DIRECTIONS FOR THIS TASK ▸ Reproduce all of the records exactly.

========================================================================

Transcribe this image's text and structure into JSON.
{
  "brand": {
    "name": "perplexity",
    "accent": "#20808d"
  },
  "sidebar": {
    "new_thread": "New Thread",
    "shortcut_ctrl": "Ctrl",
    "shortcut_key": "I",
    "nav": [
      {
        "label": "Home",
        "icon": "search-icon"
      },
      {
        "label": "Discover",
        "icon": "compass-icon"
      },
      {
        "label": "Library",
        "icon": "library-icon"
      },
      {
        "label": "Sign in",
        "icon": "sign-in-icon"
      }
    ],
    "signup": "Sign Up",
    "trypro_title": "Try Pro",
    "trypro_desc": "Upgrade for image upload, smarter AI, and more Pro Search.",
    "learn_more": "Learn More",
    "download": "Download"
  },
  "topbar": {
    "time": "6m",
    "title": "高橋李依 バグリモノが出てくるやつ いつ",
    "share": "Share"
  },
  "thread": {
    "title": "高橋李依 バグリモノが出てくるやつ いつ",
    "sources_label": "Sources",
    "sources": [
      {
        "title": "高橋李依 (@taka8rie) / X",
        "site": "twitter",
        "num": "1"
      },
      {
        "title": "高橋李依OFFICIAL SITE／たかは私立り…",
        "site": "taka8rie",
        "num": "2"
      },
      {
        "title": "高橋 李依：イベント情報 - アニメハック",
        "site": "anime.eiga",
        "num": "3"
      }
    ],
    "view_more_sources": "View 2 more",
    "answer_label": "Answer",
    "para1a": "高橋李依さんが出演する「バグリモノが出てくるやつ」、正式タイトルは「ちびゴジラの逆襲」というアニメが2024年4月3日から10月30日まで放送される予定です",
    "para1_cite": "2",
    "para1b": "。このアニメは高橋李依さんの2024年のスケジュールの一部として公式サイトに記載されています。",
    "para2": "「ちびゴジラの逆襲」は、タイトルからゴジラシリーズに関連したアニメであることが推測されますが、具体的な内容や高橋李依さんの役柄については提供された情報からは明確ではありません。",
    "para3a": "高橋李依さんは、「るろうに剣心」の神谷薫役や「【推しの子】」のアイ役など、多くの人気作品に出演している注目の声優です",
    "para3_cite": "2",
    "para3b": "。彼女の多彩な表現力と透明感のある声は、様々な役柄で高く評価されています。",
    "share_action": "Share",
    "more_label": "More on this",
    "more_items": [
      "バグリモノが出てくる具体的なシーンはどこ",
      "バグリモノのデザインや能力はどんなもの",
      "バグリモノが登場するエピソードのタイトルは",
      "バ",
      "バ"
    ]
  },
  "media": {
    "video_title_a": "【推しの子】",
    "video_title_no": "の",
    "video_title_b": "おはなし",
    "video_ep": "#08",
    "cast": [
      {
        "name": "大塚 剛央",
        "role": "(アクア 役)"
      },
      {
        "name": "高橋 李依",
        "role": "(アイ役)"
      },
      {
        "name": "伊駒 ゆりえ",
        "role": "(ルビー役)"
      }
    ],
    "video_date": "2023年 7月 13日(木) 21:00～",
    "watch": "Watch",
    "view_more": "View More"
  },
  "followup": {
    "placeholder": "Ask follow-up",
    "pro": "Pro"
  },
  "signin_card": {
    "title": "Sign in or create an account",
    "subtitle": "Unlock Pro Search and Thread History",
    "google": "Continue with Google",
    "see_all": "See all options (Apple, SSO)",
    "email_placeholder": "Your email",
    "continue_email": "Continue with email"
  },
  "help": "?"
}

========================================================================

TASK RESPONSE ▸
Transcribe this image's text and structure into JSON.
{
  "brand": {
    "name": "perplexity",
    "accent": "#20808d"
  },
  "sidebar": {
    "new_thread": "New Thread",
    "shortcut_ctrl": "Ctrl",
    "shortcut_key": "I",
    "nav": [
      {
        "label": "Home",
        "icon": "search-icon"
      },
      {
        "label": "Discover",
        "icon": "compass-icon"
      },
      {
        "label": "Library",
        "icon": "library-icon"
      },
      {
        "label": "Sign in",
        "icon": "sign-in-icon"
      }
    ],
    "signup": "Sign Up",
    "trypro_title": "Try Pro",
    "trypro_desc": "Upgrade for image upload, smarter AI, and more Pro Search.",
    "learn_more": "Learn More",
    "download": "Download"
  },
  "topbar": {
    "time": "6m",
    "title": "高橋李依 バグリモノが出てくるやつ いつ",
    "share": "Share"
  },
  "thread": {
    "title": "高橋李依 バグリモノが出てくるやつ いつ",
    "sources_label": "Sources",
    "sources": [
      {
        "title": "高橋李依 (@taka8rie) / X",
        "site": "twitter",
        "num": "1"
      },
      {
        "title": "高橋李依OFFICIAL SITE／たかは私立り…",
        "site": "taka8rie",
        "num": "2"
      },
      {
        "title": "高橋 李依：イベント情報 - アニメハック",
        "site": "anime.eiga",
        "num": "3"
      }
    ],
    "view_more_sources": "View 2 more",
    "answer_label": "Answer",
    "para1a": "高橋李依さんが出演する「バグリモノが出てくるやつ」、正式タイトルは「ちびゴジラの逆襲」というアニメが2024年4月3日から10月30日まで放送される予定です",
    "para1_cite": "2",
    "para1b": "。このアニメは高橋李依さんの2024年のスケジュールの一部として公式サイトに記載されています。",
    "para2": "「ちびゴジラの逆襲」は、タイトルからゴジラシリーズに関連したアニメであることが推測されますが、具体的な内容や高橋李依さんの役柄については提供された情報からは明確ではありません。",
    "para3a": "高橋李依さんは、「るろうに剣心」の神谷薫役や「【推しの子】」のアイ役など、多くの人気作品に出演している注目の声優です",
    "para3_cite": "2",
    "para3b": "。彼女の多彩な表現力と透明感のある声は、様々な役柄で高く評価されています。",
    "share_action": "Share",
    "more_label": "More on this",
    "more_items": [
      "バグリモノが出てくる具体的なシーンはどこ",
      "バグリモノのデザインや能力はどんなもの",
      "バグリモノが登場するエピソードのタイトルは",
      "バ",
      "バ"
    ]
  },
  "media": {
    "video_title_a": "【推しの子】",
    "video_title_no": "の",
    "video_title_b": "おはなし",
    "video_ep": "#08",
    "cast": [
      {
        "name": "大塚 剛央",
        "role": "(アクア 役)"
      },
      {
        "name": "高橋 李依",
        "role": "(アイ役)"
      },
      {
        "name": "伊駒 ゆりえ",
        "role": "(ルビー役)"
      }
    ],
    "video_date": "2023年 7月 13日(木) 21:00～",
    "watch": "Watch",
    "view_more": "View More"
  },
  "followup": {
    "placeholder": "Ask follow-up",
    "pro": "Pro"
  },
  "signin_card": {
    "title": "Sign in or create an account",
    "subtitle": "Unlock Pro Search and Thread History",
    "google": "Continue with Google",
    "see_all": "See all options (Apple, SSO)",
    "email_placeholder": "Your email",
    "continue_email": "Continue with email"
  },
  "help": "?"
}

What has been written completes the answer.